I’m unsure as to how unconventional my view of altruism is among Christians but, for me, when I logically attempt to derive a conclusion as to whether the phenomenon truly exists, I only ever come to one answer. I should be clear that when I talk about altruism here, I am referring to the idea of complete selflessness; an ability to ultimately and definitively put someone else’s needs above one’s own.
I think, certainly in the UK, people see Christianity as a form of life insurance, something that old people turn to in order to feel safe for their future. People have a very traditional view of what it means to be a Christian, and what church is like and see it is somewhere to go to when your mind is slowly deteriorating that gives comfort and peace in those final years. It is true that this aspect of Christianity exists, this is undeniable, but anyone who takes any of the teachings seriously will tell you that faith in the Christian God is far more complex, and far more relational than just a get-out-of-jail-free card.
Too often in this world, people are judged by their desires. It’s easy to criticise something that you can’t relate to and makes very little sense to you, particularly if it appears to damage people’s lives. Heavy smokers, sadomasochists and drug addicts are just some of the people that fall into this broad category. The majority of people in the Western world struggle to comprehend why anyone would participate in recreational drug use or sadomasochism and so the people that do are stereotyped, just as all minorities, whether that’s sexual preference, religious belief, ethnicity or anything else for that matter.
Role models are an important part of a child’s development, there’s no doubt about it, kids are influenced by the behaviour of the people in authority over them and the people they like. Traditionally, the main role model for a child is their father, for a boy, and mother, for a girl. Parents should behave how they want their children to behave in future, as they are constantly being scrutinised by their offspring, who are desperately trying to form a view of how the land lies – of what’s acceptable and what’s not.
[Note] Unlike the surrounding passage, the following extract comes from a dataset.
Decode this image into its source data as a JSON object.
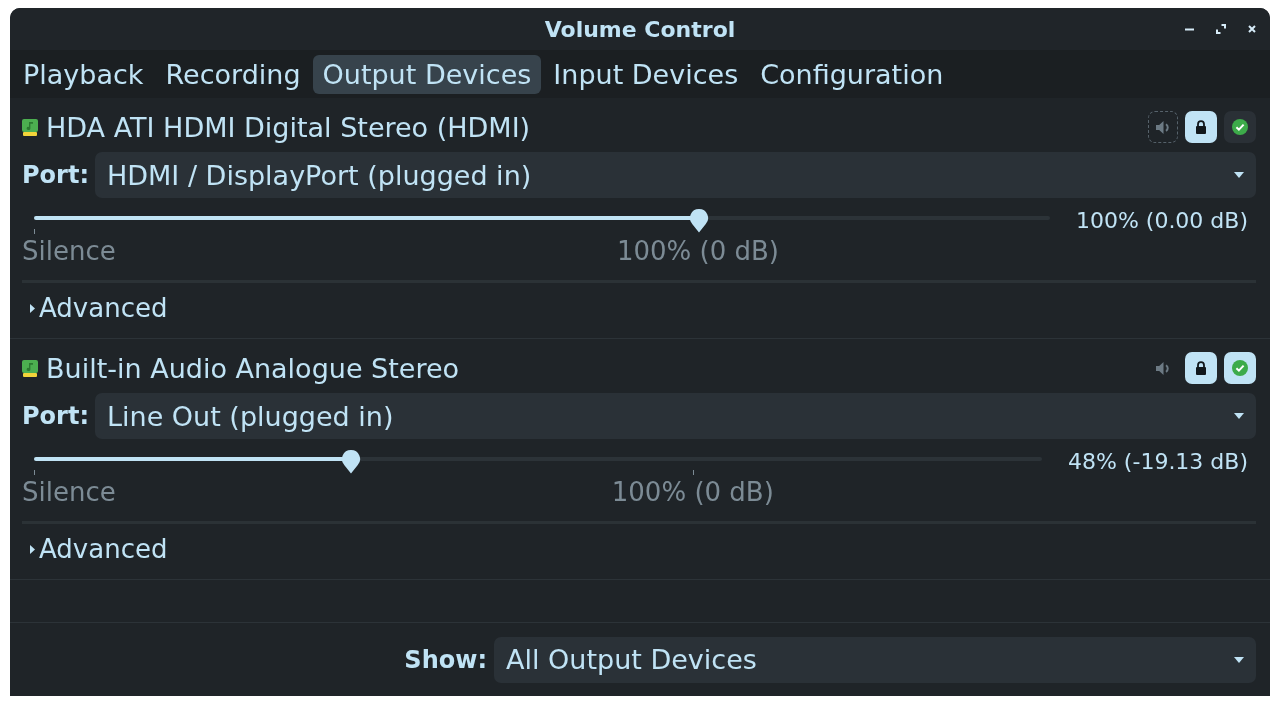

You don’t see a father swearing in front of their four-year-old son because that father doesn’t want to endorse this sort of behaviour. Equally, you’ll find that parents try to be polite in front of their children regardless of their mood. Even in adulthood, people are highly influenced by their peers – we have a natural instinct to avoid offending the people closest to us in order to maintain relationships.
There are a variety of different faiths in this world that share the opinion that there is only that faith that can save you from condemnation. Of these faiths, a proportion actively try to convert people to their own belief in order to save them from suffering. This tends to be for one of two reasons:
They believe they are commanded by the laws of their religion to spread the word and change people’s way of thinking.
They feel genuine empathy for the people around them and wish to save them out of pity for their damnation.
I don’t know about you, but I personally have no qualms about these reasons; they seem perfectly acceptable and respectable reasons to share a belief. In fact, in any other context it would be considered immoral and downright evil not to share the knowledge of something that could save one’s life. Try to remember this next time you feel like someone is “shoving a belief down your throat” – they are doing it to save you.